Website and app data records
◇ ◇ ◇ ◇
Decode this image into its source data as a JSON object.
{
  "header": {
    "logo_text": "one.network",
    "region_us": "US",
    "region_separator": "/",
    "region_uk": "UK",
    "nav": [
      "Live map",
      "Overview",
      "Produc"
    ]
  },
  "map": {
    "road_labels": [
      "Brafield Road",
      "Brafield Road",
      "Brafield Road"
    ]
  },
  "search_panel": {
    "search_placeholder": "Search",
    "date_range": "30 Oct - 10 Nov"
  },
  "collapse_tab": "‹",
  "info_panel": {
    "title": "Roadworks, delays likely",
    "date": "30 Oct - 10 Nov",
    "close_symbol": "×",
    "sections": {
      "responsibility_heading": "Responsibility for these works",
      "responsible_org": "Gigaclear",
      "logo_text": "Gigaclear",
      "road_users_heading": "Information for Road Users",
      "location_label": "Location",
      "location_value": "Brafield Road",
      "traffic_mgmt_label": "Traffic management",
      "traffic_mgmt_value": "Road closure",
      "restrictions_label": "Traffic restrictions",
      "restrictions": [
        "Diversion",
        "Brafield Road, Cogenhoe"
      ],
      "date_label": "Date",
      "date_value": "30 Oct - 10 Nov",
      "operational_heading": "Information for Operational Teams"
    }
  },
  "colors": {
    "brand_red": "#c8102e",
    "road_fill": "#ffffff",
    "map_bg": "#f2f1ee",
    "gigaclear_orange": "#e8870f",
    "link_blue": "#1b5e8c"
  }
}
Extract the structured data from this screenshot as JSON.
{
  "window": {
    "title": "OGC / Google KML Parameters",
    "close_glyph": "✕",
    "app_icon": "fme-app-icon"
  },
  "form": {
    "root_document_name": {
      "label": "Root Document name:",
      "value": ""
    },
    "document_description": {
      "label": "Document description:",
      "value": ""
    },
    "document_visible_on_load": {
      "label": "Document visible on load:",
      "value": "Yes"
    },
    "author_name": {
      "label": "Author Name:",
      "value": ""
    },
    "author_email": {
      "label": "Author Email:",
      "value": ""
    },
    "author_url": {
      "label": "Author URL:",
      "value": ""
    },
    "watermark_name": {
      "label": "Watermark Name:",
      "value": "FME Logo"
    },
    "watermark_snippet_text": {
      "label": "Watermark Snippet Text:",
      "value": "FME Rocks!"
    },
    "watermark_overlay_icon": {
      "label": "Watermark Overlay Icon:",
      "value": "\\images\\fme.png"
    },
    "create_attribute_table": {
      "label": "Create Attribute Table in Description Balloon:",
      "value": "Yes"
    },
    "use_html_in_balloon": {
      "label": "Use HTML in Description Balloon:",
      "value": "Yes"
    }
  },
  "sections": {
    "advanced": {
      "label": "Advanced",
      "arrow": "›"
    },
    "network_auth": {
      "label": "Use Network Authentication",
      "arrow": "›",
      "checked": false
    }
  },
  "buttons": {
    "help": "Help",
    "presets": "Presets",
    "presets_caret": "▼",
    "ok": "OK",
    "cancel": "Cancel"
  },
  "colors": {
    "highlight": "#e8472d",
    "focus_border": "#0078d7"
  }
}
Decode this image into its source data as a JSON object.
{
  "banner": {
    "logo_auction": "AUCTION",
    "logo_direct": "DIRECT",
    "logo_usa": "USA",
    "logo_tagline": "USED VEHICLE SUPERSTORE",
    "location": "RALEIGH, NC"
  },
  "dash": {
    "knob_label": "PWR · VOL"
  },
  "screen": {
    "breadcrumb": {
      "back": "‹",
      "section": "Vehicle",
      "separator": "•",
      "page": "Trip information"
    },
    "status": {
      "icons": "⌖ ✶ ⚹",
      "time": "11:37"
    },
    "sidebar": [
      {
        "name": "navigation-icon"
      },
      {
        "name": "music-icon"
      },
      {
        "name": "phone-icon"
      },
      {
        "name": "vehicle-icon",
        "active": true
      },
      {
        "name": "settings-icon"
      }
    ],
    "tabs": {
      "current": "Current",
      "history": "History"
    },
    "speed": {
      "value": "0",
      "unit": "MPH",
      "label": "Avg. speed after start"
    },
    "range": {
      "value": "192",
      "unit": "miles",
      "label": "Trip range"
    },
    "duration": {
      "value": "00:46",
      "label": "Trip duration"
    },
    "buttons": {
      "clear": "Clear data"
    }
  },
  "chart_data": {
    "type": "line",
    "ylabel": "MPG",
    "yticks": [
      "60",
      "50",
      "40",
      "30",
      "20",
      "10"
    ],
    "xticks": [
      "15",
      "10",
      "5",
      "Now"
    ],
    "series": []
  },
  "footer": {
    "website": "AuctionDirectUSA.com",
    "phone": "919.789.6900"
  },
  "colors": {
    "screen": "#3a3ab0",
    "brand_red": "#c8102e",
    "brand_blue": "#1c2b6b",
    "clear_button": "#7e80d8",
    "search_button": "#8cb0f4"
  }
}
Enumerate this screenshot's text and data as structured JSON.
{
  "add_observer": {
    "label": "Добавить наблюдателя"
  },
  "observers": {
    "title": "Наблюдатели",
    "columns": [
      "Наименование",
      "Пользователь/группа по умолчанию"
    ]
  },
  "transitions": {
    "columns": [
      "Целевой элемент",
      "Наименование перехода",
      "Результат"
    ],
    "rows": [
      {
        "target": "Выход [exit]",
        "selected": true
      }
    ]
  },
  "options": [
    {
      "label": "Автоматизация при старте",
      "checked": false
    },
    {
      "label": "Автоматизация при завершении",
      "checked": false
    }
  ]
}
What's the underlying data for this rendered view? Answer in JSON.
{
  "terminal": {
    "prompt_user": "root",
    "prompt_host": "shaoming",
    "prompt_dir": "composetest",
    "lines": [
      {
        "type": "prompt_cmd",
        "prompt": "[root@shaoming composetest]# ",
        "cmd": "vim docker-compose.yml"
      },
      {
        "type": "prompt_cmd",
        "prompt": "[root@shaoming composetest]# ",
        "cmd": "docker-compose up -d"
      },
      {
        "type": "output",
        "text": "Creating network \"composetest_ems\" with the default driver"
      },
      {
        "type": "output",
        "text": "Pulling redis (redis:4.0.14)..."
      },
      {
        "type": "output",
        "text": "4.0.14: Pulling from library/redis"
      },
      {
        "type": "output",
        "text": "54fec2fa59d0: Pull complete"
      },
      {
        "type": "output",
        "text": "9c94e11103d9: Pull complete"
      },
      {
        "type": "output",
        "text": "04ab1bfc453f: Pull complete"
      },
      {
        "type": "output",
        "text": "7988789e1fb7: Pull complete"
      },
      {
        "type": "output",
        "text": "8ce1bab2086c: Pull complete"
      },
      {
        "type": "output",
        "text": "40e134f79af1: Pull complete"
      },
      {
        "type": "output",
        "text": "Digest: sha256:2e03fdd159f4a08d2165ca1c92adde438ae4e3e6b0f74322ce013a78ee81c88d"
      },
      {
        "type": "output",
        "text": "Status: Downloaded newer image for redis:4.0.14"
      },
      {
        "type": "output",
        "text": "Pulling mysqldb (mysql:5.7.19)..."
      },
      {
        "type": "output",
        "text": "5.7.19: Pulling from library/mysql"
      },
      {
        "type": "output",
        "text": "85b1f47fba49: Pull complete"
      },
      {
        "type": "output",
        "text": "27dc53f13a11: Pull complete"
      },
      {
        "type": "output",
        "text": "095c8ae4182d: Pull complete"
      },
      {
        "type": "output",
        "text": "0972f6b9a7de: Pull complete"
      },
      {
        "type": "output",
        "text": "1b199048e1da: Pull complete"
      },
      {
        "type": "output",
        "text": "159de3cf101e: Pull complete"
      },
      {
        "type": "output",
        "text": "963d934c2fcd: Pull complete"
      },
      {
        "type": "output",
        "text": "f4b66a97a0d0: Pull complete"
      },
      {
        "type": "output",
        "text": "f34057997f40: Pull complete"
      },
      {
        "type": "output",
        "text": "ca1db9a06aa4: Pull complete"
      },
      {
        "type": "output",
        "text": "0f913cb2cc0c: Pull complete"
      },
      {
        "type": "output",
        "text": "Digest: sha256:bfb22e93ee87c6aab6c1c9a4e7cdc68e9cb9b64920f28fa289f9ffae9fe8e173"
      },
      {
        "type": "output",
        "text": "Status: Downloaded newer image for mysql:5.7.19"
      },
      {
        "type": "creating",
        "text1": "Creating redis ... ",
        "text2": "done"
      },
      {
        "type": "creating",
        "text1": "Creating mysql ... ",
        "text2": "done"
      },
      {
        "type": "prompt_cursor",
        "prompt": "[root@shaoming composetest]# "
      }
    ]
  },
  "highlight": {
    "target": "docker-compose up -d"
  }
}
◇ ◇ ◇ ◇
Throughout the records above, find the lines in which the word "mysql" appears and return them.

        "text": "Pulling mysqldb (mysql:5.7.19)..."
        "text": "5.7.19: Pulling from library/mysql"
        "text": "Status: Downloaded newer image for mysql:5.7.19"
        "text1": "Creating mysql ... ",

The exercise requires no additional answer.